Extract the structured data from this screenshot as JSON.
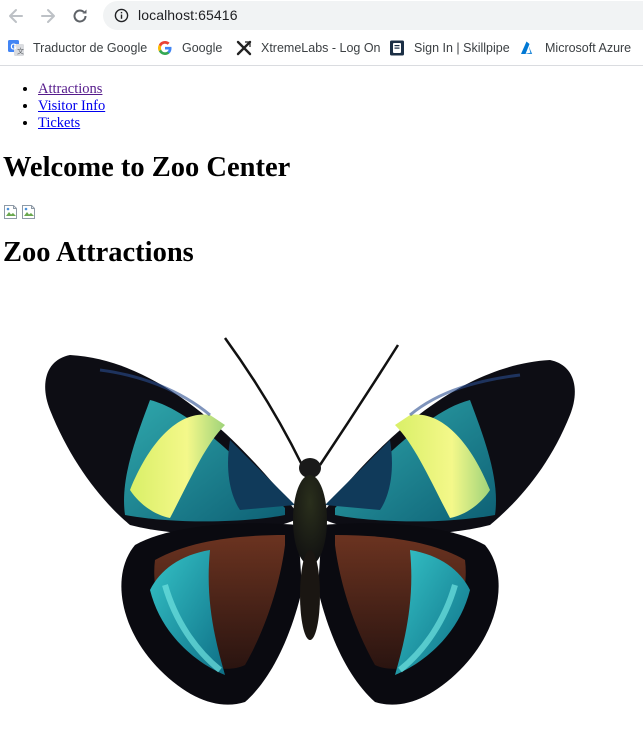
{
  "browser": {
    "url": "localhost:65416",
    "bookmarks": [
      {
        "label": "Traductor de Google",
        "icon": "google-translate-icon"
      },
      {
        "label": "Google",
        "icon": "google-icon"
      },
      {
        "label": "XtremeLabs - Log On",
        "icon": "xtremelabs-icon"
      },
      {
        "label": "Sign In | Skillpipe",
        "icon": "skillpipe-icon"
      },
      {
        "label": "Microsoft Azure",
        "icon": "azure-icon"
      }
    ]
  },
  "nav": {
    "items": [
      {
        "label": "Attractions"
      },
      {
        "label": "Visitor Info"
      },
      {
        "label": "Tickets"
      }
    ]
  },
  "main": {
    "title": "Welcome to Zoo Center",
    "section_title": "Zoo Attractions",
    "image_subject": "butterfly"
  },
  "colors": {
    "link": "#0000ee",
    "visited_link": "#551a8b",
    "omnibox_bg": "#f1f3f4"
  }
}
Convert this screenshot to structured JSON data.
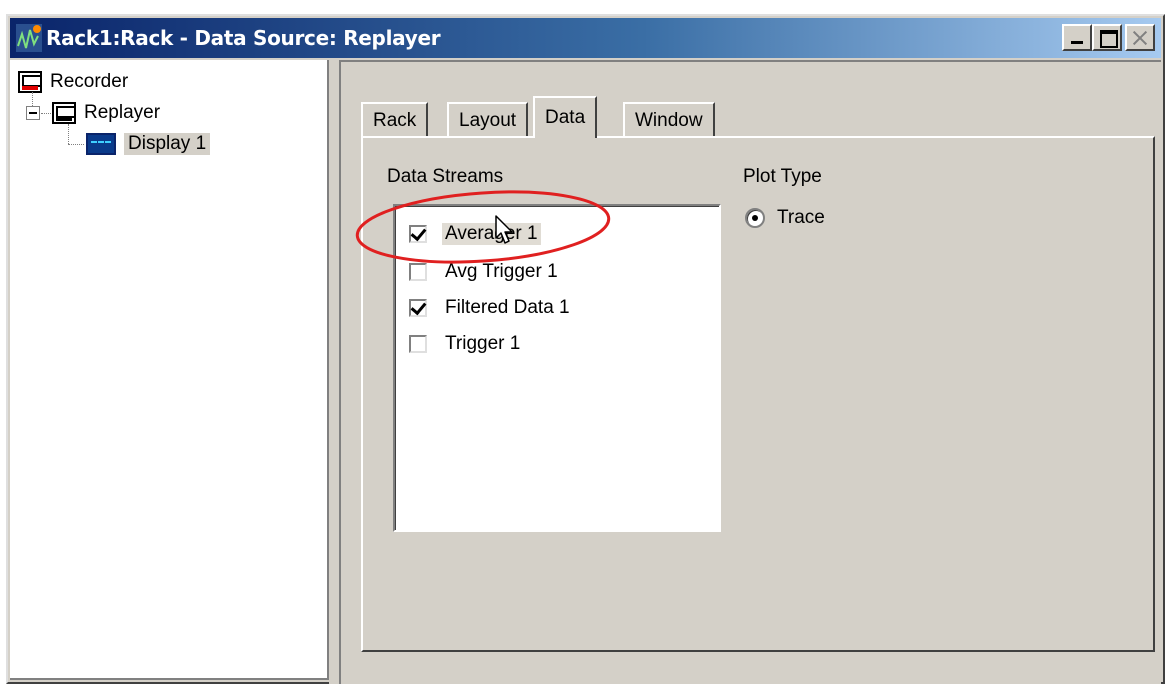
{
  "window": {
    "title": "Rack1:Rack - Data Source: Replayer",
    "controls": {
      "minimize": "minimize-button",
      "maximize": "maximize-button",
      "close": "close-button"
    }
  },
  "tree": {
    "items": [
      {
        "label": "Recorder",
        "icon": "recorder-icon"
      },
      {
        "label": "Replayer",
        "icon": "replayer-icon"
      },
      {
        "label": "Display 1",
        "icon": "display-icon",
        "selected": true
      }
    ]
  },
  "tabs": [
    {
      "label": "Rack"
    },
    {
      "label": "Layout"
    },
    {
      "label": "Data",
      "active": true
    },
    {
      "label": "Window"
    }
  ],
  "data_tab": {
    "streams_label": "Data Streams",
    "streams": [
      {
        "label": "Averager 1",
        "checked": true
      },
      {
        "label": "Avg Trigger 1",
        "checked": false
      },
      {
        "label": "Filtered Data 1",
        "checked": true
      },
      {
        "label": "Trigger 1",
        "checked": false
      }
    ],
    "plot_type_label": "Plot Type",
    "plot_type_options": [
      {
        "label": "Trace",
        "selected": true
      }
    ]
  },
  "colors": {
    "annotation": "#e02020",
    "titlebar": "#0a246a",
    "face": "#d4d0c8"
  }
}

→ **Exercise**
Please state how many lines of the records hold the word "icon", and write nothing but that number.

→ **Completed task**
8